Be A Good Egg

The past few evenings have seen me taking quiet walks along the beaches of Cape May and, when you do this, it's not long before you realize two things: 1. there's a lot of great beach bird breeding habitat here and 2. there's not a lot of it protected. Of course we Humans want our places to hang out, but we have to remember the smaller guys around us too, who might not be too keen on sharing too close a space with something big enough to eat them! Though very little of Cape May's total beach area is actually protected, it pains me to see that some folks can't even cope with that and, on most walks, it really isn't long before you see someone 'exercising their rights' as I am sure they would like to call it. This can often be a relatively innocuous 'I'll walk where ever I please' mind set, right up to 'I'm going to ride my motorcycle where ever I like'. It's a shame that some people want the full nine yards all the time and really don't want to compromise.

Even so, our beach birds do have their fans and I am sure they are grateful for it. The work of a multitude of conservation organizations comes together during the summer months and staff do what they can to protect the birds and educate us all on what is going on and how best we can learn to live along side our fellow sentient beings.

A great step forward was made this year in bringing the beach bird message to the general public and we do hope that you are all signing up to it - and encouraging others to do the same. It's free (yes, really, no catches!!) and it just asks you to take a pledge, which means that you have read the rules and understand what New Jersey and New York are trying to do in a joint venture to help their beach birds. Just one click will take you to the Be A Good Egg campaign page and you can do your bit for our beach birds. Here's a few photos to get you in the mood...

Least Terns go through a very noisy and elaborate courtship when they first arrive back on our beaches in May. This female is already sitting on eggs and her mate kept bringing in a fish but would not let her take it. In the end it seemed to me that the rather inept father had not worked out that the eggs haven't hatched yet!! [Photo by Mike Crewe]

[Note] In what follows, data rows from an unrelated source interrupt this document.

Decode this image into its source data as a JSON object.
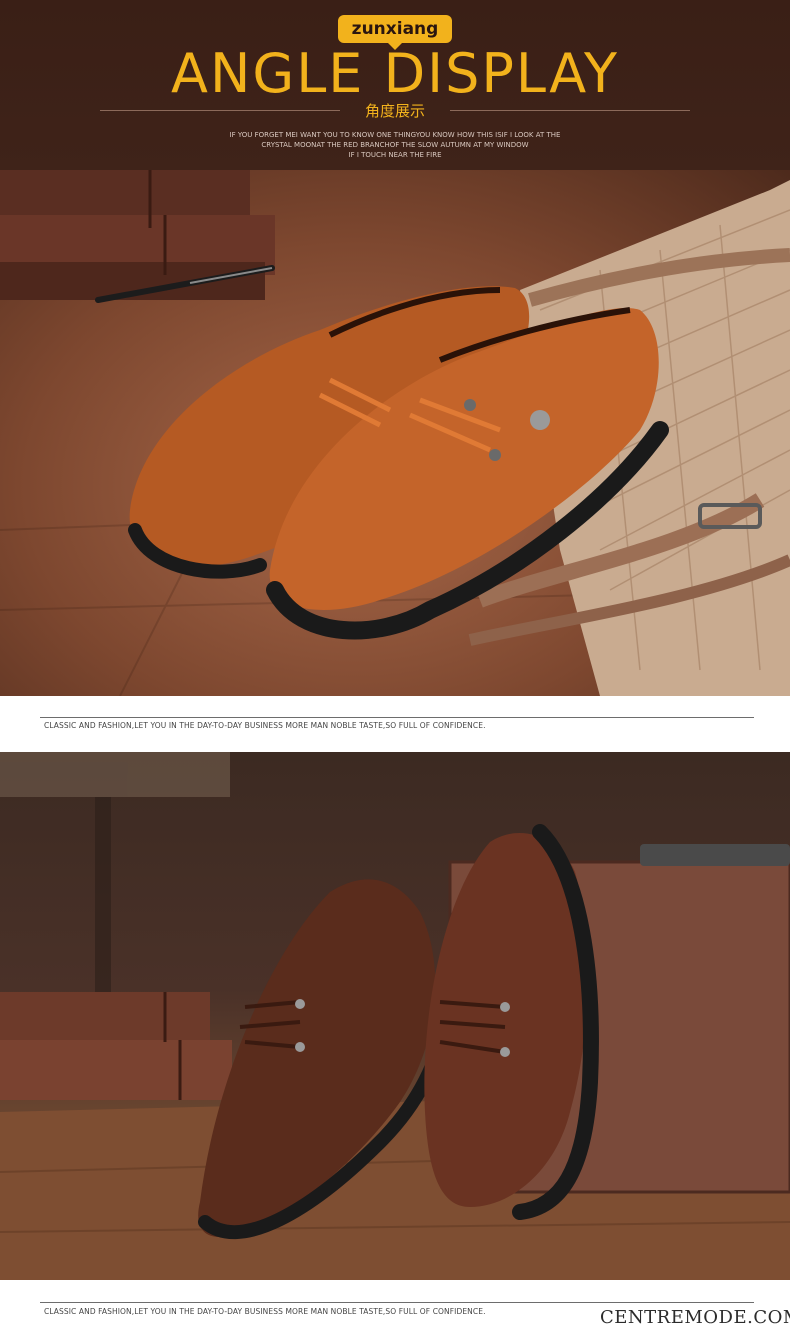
{
  "header": {
    "brand": "zunxiang",
    "title": "ANGLE DISPLAY",
    "subtitle_cn": "角度展示",
    "tagline_lines": [
      "IF YOU FORGET MEI WANT YOU TO KNOW ONE THINGYOU KNOW HOW THIS ISIF I LOOK AT THE",
      "CRYSTAL MOONAT THE RED BRANCHOF THE SLOW AUTUMN AT MY WINDOW",
      "IF I TOUCH NEAR THE FIRE"
    ]
  },
  "photos": [
    {
      "subject": "tan leather lace-up shoes beside patterned handbag",
      "shoe_color": "#b55a23"
    },
    {
      "subject": "brown leather lace-up shoes beside wooden case",
      "shoe_color": "#5a2c1c"
    }
  ],
  "captions": {
    "first": "CLASSIC AND FASHION,LET YOU IN THE DAY-TO-DAY BUSINESS MORE MAN NOBLE TASTE,SO FULL OF CONFIDENCE.",
    "second": "CLASSIC AND FASHION,LET YOU IN THE DAY-TO-DAY BUSINESS MORE MAN NOBLE TASTE,SO FULL OF CONFIDENCE."
  },
  "watermark": "CENTREMODE.COM",
  "colors": {
    "header_bg": "#3b2017",
    "accent": "#f2b21c"
  }
}
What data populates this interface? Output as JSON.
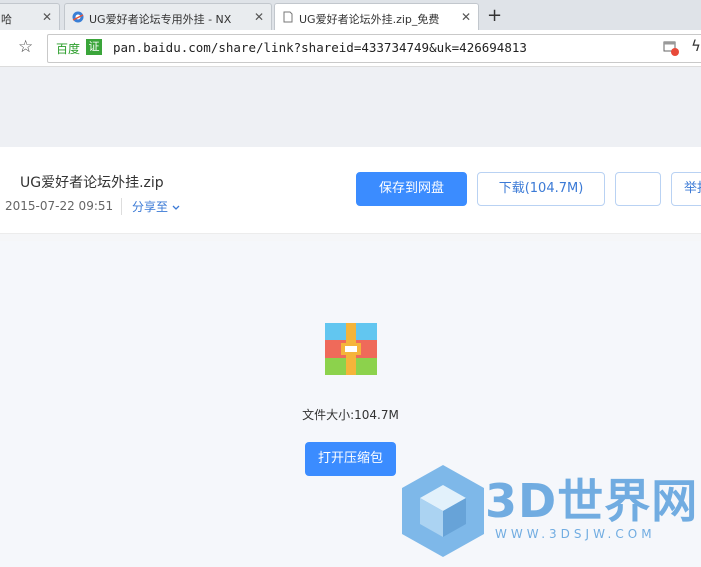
{
  "browser": {
    "tabs": [
      {
        "label": "哈"
      },
      {
        "label": "UG爱好者论坛专用外挂 - NX"
      },
      {
        "label": "UG爱好者论坛外挂.zip_免费"
      }
    ],
    "new_tab": "+",
    "site_name": "百度",
    "cert_label": "证",
    "url": "pan.baidu.com/share/link?shareid=433734749&uk=426694813"
  },
  "file": {
    "name": "UG爱好者论坛外挂.zip",
    "date": "2015-07-22 09:51",
    "share_label": "分享至",
    "save_label": "保存到网盘",
    "download_label": "下载(104.7M)",
    "report_label": "举报",
    "size_text": "文件大小:104.7M",
    "open_label": "打开压缩包"
  },
  "watermark": {
    "title": "3D世界网",
    "url": "WWW.3DSJW.COM"
  },
  "colors": {
    "accent": "#3b8cff",
    "link": "#3b7ad6",
    "watermark": "#5aa0dd"
  }
}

Most beach nesting birds have evolved eggs that blend so well with their sandy surroundings. Look carefully and you might spot a single egg, just showing from within the nest depression beneath this bird. Beach nesters use little or no nest material as it would simply help to give away the location of the egg [photo by Mike Crewe].

American Oystercatchers are widespread breeders but nevertheless can suffer locally from disturbance. Unlike most shorebird chicks, young oystercatchers receive a lot of close care and attention from their parents when they are small [photo by Beth Polvino].

Black Skimmers usually seem rather oddball, ungainly birds, but they can look much more graceful when performing their protracted courtship rituals [photo by Mike Crewe].

Black Skimmers rarely nest south of the Cape May Canal but, with much nest-scraping and bowing going on, maybe we'll get a few pairs breeding with us this year [photo by Mike Crewe].

Go enjoy the beach, but please remember that it's just a place for us to play - but a life or death place for wildlife. Be a good egg and share the beach (have you done that pledge yet?!).